Native Law 2020 Release – 5



Native Law

This Release includes some updates to the law, and important revisions to the section Words and Phrases:

Words and Phrases. The field of aboriginal law is inherently about definitions. Ever since 1763, when the Royal Proclamation created special laws for the protection of the lands of the “several Tribes and Nations of Indians” it has been necessary for Canadian courts to understand and define exactly who are “Indians”, what is a “tribe”, what are “Indian lands”, and a multitude of consequential words and phrases needing clarity and definition. The Words and Phrases annex to this publication provides a useful collection of case law where particular words and phrases of legal significance are collected.
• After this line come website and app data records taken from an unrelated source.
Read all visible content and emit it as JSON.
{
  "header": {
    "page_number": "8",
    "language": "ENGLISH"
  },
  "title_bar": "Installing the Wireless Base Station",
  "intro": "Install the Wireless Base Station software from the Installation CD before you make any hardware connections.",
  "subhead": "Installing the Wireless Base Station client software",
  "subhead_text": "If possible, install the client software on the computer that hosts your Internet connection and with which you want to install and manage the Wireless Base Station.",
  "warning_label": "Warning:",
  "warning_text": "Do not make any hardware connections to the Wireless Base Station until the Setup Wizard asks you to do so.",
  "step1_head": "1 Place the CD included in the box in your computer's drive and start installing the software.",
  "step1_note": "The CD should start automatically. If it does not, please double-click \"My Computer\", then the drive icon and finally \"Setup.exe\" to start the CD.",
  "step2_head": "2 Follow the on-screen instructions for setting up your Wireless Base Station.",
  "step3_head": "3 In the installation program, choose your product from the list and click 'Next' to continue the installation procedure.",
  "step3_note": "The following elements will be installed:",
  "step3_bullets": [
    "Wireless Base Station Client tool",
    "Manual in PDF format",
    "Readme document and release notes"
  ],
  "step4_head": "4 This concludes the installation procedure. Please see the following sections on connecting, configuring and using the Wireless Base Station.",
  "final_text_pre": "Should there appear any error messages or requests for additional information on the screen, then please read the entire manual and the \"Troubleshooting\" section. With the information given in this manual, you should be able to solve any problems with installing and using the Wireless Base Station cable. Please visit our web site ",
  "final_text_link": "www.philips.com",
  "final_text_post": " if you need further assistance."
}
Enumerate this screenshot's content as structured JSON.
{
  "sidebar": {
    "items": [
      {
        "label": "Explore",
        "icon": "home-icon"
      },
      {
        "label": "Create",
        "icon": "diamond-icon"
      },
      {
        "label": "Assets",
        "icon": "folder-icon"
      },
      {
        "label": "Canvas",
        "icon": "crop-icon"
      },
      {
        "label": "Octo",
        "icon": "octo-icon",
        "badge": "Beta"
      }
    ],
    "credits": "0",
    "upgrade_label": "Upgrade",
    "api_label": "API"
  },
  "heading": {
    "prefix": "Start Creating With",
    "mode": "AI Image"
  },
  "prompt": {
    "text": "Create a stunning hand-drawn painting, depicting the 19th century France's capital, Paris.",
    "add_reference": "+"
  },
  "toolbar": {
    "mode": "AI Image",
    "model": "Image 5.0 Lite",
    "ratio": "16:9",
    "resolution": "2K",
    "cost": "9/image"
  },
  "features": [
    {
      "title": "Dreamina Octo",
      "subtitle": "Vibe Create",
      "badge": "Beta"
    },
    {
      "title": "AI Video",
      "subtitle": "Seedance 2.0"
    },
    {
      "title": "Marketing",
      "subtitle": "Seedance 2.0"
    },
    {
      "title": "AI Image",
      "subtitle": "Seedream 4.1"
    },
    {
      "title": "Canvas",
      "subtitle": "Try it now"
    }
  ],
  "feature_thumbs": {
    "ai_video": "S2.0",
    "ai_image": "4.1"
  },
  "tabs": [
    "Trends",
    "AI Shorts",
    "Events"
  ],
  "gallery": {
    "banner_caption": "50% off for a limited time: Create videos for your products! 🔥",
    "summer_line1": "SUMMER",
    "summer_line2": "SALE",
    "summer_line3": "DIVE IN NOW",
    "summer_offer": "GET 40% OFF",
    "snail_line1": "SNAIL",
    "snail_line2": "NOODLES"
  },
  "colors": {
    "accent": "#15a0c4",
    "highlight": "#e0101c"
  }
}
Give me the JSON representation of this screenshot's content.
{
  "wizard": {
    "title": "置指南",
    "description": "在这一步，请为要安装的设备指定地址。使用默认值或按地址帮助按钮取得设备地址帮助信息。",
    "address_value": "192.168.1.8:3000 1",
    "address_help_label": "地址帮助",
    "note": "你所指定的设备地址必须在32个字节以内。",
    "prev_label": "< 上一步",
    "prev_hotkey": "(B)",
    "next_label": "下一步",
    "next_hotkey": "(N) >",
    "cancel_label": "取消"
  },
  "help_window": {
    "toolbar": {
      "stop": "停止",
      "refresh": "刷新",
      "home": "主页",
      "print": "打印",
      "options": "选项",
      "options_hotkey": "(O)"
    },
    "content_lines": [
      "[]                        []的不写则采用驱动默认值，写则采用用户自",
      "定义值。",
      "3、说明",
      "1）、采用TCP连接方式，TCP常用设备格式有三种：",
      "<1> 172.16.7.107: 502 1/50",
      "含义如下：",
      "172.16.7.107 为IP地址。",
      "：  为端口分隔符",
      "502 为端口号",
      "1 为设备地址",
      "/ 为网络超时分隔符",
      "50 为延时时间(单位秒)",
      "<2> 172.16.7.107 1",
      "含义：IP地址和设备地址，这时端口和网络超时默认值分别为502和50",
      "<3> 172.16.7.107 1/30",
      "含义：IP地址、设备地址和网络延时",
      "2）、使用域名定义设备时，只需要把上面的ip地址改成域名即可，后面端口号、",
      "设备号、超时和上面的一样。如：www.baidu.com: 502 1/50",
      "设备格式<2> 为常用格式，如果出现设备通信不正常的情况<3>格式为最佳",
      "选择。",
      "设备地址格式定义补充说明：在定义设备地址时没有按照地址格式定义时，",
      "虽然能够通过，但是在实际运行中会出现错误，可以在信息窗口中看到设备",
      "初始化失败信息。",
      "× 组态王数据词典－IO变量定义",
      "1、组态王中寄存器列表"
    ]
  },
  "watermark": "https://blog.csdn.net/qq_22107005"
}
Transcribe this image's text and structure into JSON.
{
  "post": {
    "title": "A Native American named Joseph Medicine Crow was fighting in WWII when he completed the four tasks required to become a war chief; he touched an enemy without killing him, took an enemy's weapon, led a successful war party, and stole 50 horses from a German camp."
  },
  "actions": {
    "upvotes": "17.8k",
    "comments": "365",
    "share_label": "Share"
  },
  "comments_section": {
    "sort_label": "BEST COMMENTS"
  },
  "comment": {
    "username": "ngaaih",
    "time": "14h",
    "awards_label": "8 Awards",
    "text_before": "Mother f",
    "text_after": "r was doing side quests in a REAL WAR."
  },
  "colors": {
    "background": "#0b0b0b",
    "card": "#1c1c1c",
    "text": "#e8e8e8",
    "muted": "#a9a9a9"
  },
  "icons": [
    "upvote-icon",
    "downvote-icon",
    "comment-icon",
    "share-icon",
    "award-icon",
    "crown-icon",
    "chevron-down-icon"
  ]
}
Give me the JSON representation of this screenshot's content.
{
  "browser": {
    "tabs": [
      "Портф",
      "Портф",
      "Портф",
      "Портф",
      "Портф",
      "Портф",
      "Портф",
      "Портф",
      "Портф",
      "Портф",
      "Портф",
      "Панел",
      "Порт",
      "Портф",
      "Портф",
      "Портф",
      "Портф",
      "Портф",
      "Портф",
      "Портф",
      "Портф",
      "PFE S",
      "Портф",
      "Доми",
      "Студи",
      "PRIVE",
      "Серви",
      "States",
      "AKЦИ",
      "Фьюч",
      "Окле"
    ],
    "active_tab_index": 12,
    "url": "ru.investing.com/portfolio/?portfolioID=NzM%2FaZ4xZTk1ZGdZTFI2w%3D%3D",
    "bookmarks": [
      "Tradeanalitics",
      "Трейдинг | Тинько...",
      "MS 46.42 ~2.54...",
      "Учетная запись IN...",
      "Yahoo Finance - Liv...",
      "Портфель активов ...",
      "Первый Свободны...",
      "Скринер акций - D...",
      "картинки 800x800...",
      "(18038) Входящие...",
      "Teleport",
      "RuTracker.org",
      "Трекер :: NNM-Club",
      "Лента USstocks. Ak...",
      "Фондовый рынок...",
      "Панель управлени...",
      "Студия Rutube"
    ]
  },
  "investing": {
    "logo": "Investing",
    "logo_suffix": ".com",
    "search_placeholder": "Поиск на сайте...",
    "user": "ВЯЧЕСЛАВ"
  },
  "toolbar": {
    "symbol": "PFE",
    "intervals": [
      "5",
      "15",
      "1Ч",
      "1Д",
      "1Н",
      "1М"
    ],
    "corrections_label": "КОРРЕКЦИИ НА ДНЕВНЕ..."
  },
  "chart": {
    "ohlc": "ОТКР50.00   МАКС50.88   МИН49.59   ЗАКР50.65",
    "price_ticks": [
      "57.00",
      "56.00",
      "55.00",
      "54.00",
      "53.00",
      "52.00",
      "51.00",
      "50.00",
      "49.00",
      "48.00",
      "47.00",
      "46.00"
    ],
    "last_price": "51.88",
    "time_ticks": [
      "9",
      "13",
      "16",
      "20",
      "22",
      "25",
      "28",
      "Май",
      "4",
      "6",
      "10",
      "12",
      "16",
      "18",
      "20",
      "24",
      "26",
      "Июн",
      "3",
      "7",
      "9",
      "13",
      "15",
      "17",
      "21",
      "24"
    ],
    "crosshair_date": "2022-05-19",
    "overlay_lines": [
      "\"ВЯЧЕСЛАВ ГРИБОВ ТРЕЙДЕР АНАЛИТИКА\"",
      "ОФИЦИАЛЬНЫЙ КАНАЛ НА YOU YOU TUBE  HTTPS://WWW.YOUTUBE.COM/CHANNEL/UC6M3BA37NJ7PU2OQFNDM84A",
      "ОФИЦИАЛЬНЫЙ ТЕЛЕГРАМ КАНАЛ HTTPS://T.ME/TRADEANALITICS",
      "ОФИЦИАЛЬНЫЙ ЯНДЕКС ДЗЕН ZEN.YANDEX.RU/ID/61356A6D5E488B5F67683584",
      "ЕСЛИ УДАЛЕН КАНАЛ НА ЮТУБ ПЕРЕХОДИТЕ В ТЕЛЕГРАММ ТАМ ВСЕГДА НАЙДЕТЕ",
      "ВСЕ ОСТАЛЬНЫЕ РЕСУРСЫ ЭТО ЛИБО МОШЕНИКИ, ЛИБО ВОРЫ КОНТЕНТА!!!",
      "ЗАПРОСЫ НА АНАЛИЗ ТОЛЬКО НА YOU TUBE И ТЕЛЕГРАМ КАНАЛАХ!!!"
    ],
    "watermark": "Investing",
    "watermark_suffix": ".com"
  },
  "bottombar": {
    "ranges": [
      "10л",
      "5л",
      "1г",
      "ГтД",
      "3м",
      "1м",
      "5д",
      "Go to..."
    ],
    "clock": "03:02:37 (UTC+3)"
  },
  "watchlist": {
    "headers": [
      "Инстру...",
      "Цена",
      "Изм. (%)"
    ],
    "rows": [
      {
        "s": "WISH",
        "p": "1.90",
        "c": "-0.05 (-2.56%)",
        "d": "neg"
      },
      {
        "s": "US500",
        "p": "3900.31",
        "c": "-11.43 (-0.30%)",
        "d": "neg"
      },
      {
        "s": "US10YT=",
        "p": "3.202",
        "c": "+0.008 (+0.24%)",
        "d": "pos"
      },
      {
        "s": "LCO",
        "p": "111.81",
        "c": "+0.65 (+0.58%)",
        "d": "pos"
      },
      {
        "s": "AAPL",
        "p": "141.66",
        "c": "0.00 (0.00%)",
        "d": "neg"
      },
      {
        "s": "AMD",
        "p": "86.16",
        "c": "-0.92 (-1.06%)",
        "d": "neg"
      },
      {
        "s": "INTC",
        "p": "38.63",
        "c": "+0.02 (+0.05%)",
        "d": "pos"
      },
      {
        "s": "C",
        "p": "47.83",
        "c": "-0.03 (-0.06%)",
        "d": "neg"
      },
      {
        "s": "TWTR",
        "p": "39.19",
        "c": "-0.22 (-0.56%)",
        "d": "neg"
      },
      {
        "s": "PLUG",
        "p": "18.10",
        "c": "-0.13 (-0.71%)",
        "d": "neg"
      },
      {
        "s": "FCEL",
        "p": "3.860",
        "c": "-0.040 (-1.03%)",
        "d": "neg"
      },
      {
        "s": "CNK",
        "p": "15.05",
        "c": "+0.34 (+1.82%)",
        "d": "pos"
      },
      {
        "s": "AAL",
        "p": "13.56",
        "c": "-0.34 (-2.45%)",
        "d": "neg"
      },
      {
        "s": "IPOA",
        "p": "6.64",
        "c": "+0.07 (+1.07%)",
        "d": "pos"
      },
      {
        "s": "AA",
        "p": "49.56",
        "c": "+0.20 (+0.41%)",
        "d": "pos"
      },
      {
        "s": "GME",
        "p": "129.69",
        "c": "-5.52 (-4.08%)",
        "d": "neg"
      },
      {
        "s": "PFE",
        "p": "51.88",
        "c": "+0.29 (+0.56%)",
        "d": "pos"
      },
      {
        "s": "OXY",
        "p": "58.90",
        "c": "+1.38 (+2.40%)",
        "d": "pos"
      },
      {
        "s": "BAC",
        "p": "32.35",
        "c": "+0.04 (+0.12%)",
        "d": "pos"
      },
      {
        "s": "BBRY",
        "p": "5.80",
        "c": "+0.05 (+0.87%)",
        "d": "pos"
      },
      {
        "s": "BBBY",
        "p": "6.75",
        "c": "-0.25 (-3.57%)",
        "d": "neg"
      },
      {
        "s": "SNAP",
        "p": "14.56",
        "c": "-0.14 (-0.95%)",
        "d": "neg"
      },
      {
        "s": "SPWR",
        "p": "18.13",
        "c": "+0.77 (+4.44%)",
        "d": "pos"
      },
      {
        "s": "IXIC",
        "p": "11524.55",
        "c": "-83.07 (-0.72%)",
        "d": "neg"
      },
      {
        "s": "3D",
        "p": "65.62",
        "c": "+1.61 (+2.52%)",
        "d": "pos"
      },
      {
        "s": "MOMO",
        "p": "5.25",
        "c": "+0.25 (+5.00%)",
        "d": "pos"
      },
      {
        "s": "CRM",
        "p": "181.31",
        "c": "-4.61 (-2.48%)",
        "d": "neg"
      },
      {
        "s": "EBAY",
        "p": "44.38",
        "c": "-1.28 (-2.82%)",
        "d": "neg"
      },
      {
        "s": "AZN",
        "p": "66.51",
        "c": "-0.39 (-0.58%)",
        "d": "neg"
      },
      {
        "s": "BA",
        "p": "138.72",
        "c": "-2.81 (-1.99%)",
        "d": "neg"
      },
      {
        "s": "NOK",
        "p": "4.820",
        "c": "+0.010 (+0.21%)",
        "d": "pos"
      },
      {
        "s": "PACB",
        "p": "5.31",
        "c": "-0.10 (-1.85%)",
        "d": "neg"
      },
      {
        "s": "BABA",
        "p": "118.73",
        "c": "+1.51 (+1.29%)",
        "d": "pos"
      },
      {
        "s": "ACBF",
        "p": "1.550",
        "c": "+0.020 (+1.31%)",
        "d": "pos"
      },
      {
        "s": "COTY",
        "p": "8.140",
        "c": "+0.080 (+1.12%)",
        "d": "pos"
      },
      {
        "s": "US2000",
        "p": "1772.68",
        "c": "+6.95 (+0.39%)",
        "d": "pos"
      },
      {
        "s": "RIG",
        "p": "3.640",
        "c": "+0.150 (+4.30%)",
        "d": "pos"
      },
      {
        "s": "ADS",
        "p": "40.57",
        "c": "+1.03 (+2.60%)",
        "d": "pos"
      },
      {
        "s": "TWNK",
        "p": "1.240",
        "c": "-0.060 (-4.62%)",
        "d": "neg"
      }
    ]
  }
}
Update to Words and Phrases.

Charter section 25. Requirement that a band councilor live on reserve. Although the general rule is that a band’s election code cannot discriminate by preventing an off-reserve member from serving on council, the Yukon Territory Supreme Court recently found that a requirement that once elected, the councilor must move to the reserve, is not discriminatory, invoking s. 25 of the CharterDickson v. Vuntut Gwitchin First Nation2020 CarswellYukon 442020 YKSC 22. See paragraph 6§620, 6§1180, 6§1220, 7§1030.

Reserves, reversion to reserve status. The principle of minimal impairment applies at the time that the land is taken, but will not necessarily apply when determining whether a reversionary clause has subsequently been triggered: Snaw-Naw-As First Nation v. Attorney General of Canada2020 CarswellBC 16282020 BCSC 979. See paragraph 8§1310.

You can find the PDF copy here: Publisher’s Notes – 2020(5)